Northeast Pennsylvania lawmakers led the charge to enact a local resource tax credit for manufacturers who use methane (natural gas) to make fertilizer, fuel, and other products. If approved by Governor Tom Wolf, thousands of workers and their families will owe a great debt of gratitude to state Sen. John Yudichak (I-Luzerne/Carbon) and state Rep. Aaron Kaufer (R-Luzerne).
The new bill revisits legislation Governor Wolf vetoed on March 27, 2020. However, in the veto message he indicated that he was supportive of the concept but wanted alterations to several provisions. These changes were made in the amendment that Senator Yudichak offered to House Bill 732, which passed both chambers.
The bill won broad bipartisan support, clearing the Senate on Monday with a 40-9 vote and the House on Tuesday with a 163-38 vote. During floor debate, legislative supporters said Wolf has agreed to sign the bill into law.
A PMA analysis of the impact of the legislation (www.pamanufacturers.org/nepanatgas) showed that during the 30-month construction phase of four manufacturing plants that use the credit (the max under the legislation) over $600 million in wages will be paid to workers, and over 4,400 new jobs will be created at the plants as well as thousands more in down-the-line businesses.
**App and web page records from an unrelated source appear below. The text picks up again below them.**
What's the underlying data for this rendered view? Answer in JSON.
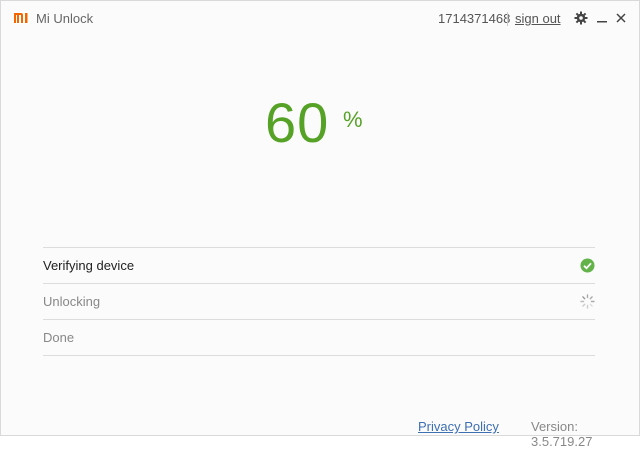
{
  "app": {
    "title": "Mi Unlock",
    "brand_color": "#f56600"
  },
  "header": {
    "account_id": "1714371468",
    "sign_out_label": "sign out",
    "icons": [
      "gear-icon",
      "minimize-icon",
      "close-icon"
    ]
  },
  "progress": {
    "value": "60",
    "unit": "%",
    "color": "#56a227"
  },
  "steps": [
    {
      "label": "Verifying device",
      "status": "done",
      "icon": "check-circle-icon"
    },
    {
      "label": "Unlocking",
      "status": "in-progress",
      "icon": "spinner-icon"
    },
    {
      "label": "Done",
      "status": "pending",
      "icon": ""
    }
  ],
  "footer": {
    "privacy_label": "Privacy Policy",
    "version": "Version: 3.5.719.27"
  }
}
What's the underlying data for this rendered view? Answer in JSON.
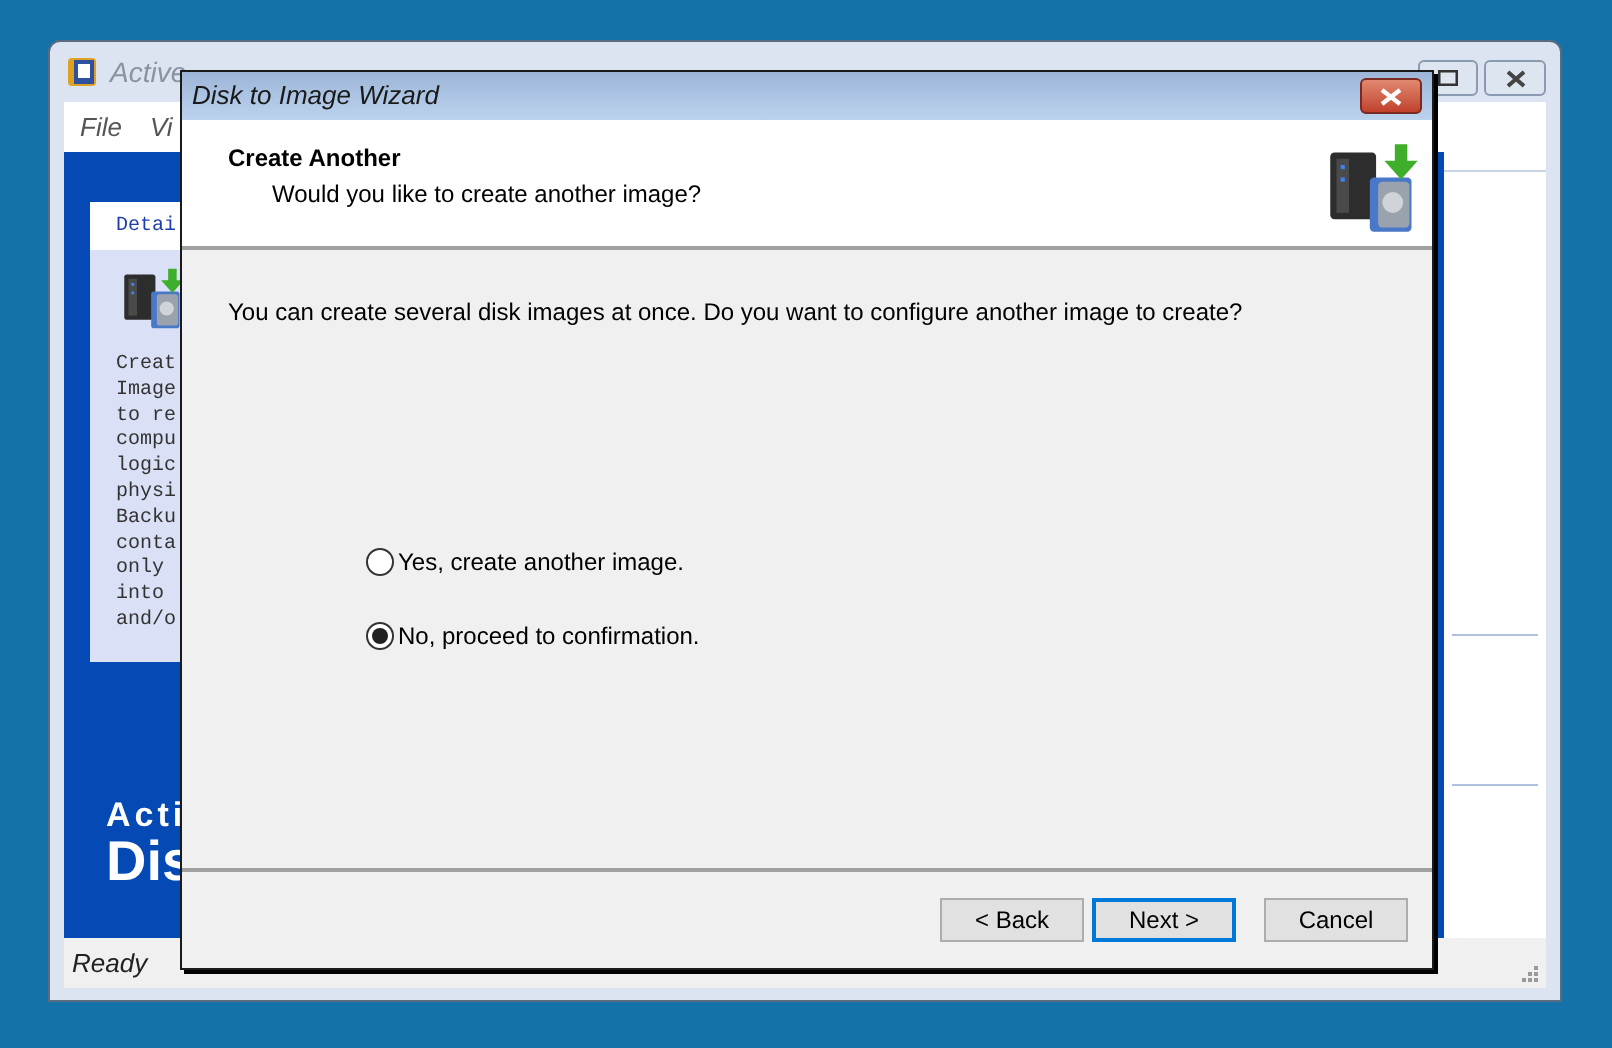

“Our struggling economy needs new industries to invest in Pennsylvania and working families in northeastern Pennsylvania deserve a fair shot at securing good paying jobs,” Yudichak said in a statement released after passage of the bill. “The Local Resource Manufacturing Tax Credit, which will set the stage for transformative economic growth across a wide swath of industries from the construction trades to manufacturing and energy jobs, is the product of a thoughtful, bipartisan compromise with Governor Tom Wolf and the legislature that proves government can deliver on the promise of economic opportunity for all.”
Kaufer said that the legislation encourages manufacturers not only “to establish roots here in Pennsylvania, but to generate large revenues, boost our region’s economy, and provide vast opportunities for job growth.”
“Again,” he said, “this is a once-in-a-lifetime chance for Pennsylvania, especially the northeast region, as it will also allow us to use cost-effective, accessible natural gas to compete with overseas manufacturers.”
PMA President & CEO, David N. Taylor welcomed the passage of the legislation as bringing much needed good economic news for Pennsylvania.
“While making new products like fertilizers and fuel, these manufacturing facilities will create high-value jobs, expand the use of Pennsylvania energy, and attract related industries and additional investments, all of which will accelerate our economic recovery,” Taylor said. “This remarkable effort has brought together Pennsylvania industry – both labor and management – in our shared commitment to a pro-production, pro-jobs, pro-growth agenda for our commonwealth.”
Starting in 2024, the bill allows four manufacturing plants to divide 25 years of tax credits up to nearly $26.7 million a year. Each plant can draw a maximum credit of just under $6.7 million.
The legislation is modeled on a 2012 bill that enticed Shell Chemical Appalachia LLC to build the Pennsylvania Petrochemicals Complex in Beaver County, currently the largest construction project in North America. “Construction alone on that project has transformed the region, bringing additional investments in education and businesses and improving the quality of life in this community,” PMA and the Pennsylvania Chemical Industry Council said in a joint statement urging support of the Yudichak/Kaufer legislation.
The Marcellus Shale formation in northeast Pennsylvania yields abundant amounts of natural gas that is “dry,” meaning it is almost exclusively methane. Methane is used in natural gas synthesis manufacturing plants to create hydrogen and nitrogen in the form of ammonia and urea; two essential products in modern manufacturing. Ammonia in a gas or liquid form is used by industry for petrochemicals, life sciences, and fertilizer. Urea is processed into fertilizer and used to manufacture diesel exhaust fluid; a necessary product to reduce NOx emissions.
The economic multiplier effect of manufacturing plants is unrivaled. The Manufacturing Institute, the education and workforce arm of the National Association of Manufacturers, reported that every dollar in final sales of manufactured products supports $1.33 in output from other sector – the largest multiplier effect of any industry sector.
“In addition to direct jobs created, entire new industry clusters will be created,” Yudichak said on Monday on the Senate floor. “It will allow regions like northeast Pennsylvania to achieve a level of generational prosperity and unprecedented economic growth.”